A rare Japanese lacquer cabinet relating to the Dutch East India Company in the 17th century has sold for over £130,000 at auction.
The metre high cabinet and stand (lot 1046) was included in the Japanese Works of Art auction at Woolley and Wallis in Salisbury and was unusually decorated with scenes of Dutch life on the island of Dejima.
“The Dutch were in a unique position in 17th century Japan, being the only Europeans who were allowed to trade there,” explained Japanese specialist, Alex Aguilar. “Even so, they were exiled to Dejima, limited to a population of 20 people and only allowed to venture onto the mainland at certain times.”

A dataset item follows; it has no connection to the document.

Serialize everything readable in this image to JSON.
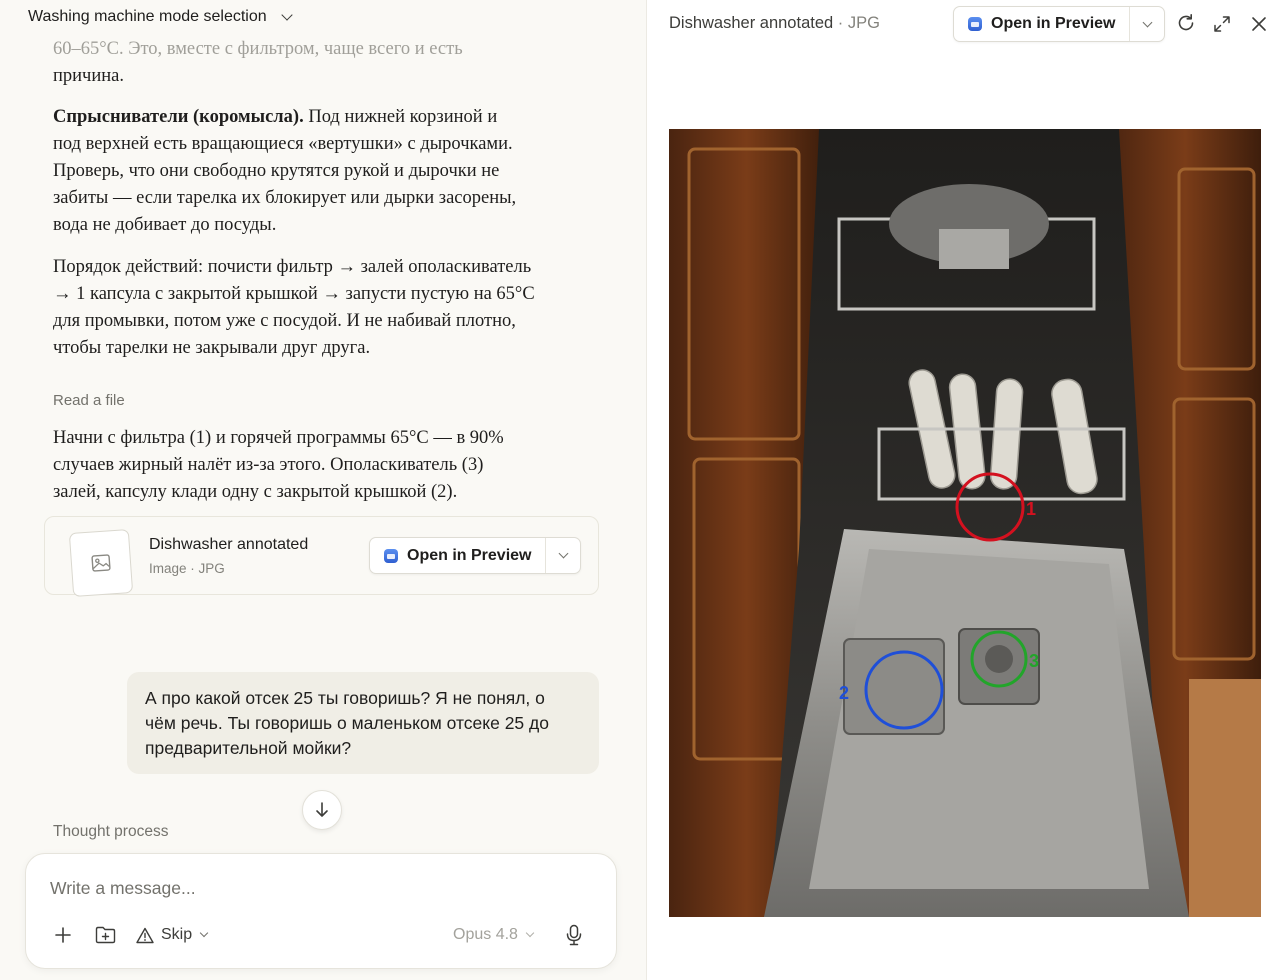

The black rectangular cabinet was richly decorated in gilt, silver and brown with elaborate scenes of figures, boats and pagodas in an extensive landscape. The double doors opened to reveal eight drawers and two smaller cupboards.
This was the first time the cabinet had been on the open market in over 70 years, having been consigned from a private collection in Norfolk. Previously the cabinet had been acquired by Joseph Barclay, one of the wealthiest members of the Barclay banking dynasty who built a holiday home in Cromer in the 19th century.
“The strong provenance combined with the rarity of the cabinet’s subject matter made it extremely interesting to collectors,” continued Aguilar. “The Dutch Royal Collection includes a similar pair and there is little doubt that this example was commissioned either for the Dutch nobility or for a high ranking official in the East India Company.”
The cabinet sold to a Dutch dealer for £131,250, far exceeding its starting price of £40,000.